Figure.1: Colour sensor.     Figure.2: C.Code

Colour sensorc code

Week2

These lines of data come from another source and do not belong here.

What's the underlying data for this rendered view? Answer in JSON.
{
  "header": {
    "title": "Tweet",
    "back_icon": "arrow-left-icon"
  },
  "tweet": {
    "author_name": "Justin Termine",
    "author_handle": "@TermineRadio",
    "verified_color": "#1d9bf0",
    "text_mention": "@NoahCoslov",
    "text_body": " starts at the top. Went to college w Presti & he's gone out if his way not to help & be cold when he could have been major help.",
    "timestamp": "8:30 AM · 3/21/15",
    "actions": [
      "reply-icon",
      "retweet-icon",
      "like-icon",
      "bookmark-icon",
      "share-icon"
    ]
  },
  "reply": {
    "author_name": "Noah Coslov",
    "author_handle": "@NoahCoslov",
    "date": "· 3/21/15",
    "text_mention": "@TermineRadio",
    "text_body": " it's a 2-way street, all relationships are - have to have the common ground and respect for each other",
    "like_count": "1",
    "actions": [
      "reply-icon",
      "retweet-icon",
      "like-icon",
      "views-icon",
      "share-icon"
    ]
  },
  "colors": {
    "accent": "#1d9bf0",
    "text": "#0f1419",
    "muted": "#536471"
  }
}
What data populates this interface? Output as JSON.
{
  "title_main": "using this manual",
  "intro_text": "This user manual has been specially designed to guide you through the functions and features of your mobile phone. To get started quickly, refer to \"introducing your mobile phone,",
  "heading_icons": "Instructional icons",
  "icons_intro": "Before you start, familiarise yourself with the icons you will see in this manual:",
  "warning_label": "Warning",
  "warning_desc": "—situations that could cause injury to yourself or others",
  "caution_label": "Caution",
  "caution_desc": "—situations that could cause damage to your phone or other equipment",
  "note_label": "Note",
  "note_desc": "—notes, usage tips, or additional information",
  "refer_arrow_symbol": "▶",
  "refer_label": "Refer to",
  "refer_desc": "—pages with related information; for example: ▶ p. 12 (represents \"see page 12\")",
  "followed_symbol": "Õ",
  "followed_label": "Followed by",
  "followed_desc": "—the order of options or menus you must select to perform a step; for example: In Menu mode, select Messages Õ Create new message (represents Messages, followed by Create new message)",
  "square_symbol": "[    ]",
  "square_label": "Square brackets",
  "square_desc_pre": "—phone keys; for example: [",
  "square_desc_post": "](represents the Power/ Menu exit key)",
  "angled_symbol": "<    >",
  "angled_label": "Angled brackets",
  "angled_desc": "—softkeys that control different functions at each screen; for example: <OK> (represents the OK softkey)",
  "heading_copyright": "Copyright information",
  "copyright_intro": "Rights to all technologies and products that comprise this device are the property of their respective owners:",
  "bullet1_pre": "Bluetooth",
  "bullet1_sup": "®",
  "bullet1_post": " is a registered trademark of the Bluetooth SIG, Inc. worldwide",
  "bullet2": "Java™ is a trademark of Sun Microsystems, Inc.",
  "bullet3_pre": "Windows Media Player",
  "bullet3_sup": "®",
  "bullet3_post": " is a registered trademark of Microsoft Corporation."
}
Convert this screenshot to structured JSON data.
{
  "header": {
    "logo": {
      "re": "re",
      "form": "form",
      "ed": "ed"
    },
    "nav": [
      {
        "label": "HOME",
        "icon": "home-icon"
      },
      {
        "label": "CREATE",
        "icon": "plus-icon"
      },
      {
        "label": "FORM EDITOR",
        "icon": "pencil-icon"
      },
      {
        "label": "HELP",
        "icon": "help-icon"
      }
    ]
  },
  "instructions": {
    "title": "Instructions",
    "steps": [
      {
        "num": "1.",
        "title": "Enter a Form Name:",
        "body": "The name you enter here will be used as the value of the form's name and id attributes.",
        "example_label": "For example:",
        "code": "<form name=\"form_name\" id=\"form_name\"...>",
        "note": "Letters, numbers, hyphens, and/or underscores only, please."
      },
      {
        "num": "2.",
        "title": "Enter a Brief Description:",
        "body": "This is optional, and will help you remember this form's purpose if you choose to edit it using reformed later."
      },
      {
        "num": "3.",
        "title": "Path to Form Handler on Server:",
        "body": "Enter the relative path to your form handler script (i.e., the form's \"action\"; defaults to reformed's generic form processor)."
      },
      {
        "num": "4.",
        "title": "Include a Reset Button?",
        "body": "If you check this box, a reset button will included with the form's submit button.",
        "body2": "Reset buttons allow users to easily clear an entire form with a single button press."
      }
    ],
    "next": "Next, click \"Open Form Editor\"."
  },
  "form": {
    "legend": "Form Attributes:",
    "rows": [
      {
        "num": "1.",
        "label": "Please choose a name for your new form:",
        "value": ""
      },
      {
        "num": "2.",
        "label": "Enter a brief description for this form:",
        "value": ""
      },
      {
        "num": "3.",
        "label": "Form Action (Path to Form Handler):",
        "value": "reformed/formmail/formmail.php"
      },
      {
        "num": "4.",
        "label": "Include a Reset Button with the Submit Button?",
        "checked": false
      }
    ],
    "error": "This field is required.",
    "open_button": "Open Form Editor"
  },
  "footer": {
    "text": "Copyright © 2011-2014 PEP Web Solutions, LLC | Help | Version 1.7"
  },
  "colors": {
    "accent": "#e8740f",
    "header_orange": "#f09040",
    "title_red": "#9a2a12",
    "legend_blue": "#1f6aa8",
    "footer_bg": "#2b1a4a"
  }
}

We started the day by focusing on getting the switch to work. We began by by putting a volt meter across the switch and seeing if there was a difference in the open and closed state of the switch. After installing the switch we moved onto our main goal of the day, of making the motor go forward and reverse with a delay with C code so we can determine the “On” and “Off” rather than constantly switching between the two states as its 6000 cycles a second. The first piece of code we applied didn’t seem to have any effect, nor did the second small adjustment. We spent the following hour altering and debugging the code to no avail. We then went back to the circuitry and found out that our voltage divider was giving out 5 volts and that the soldering on the voltage divider leg had been partly been broken. After soldering it back together it still wasn’t working. As a group we came to the conclusion that the voltage divider chip was exposed to too high of a heat, causing damage from the solder. After applying the new voltage divider to the circuit the class was over. It was quite discouraging as the class felt like one step forward and 2 steps back. But with that beginning said there was a lot to be understood while problem solving especially with the coding. My soldering skills have definitely improved too. Hopefully in the next class there will be a huge leap as we’ve resolved a lot of issues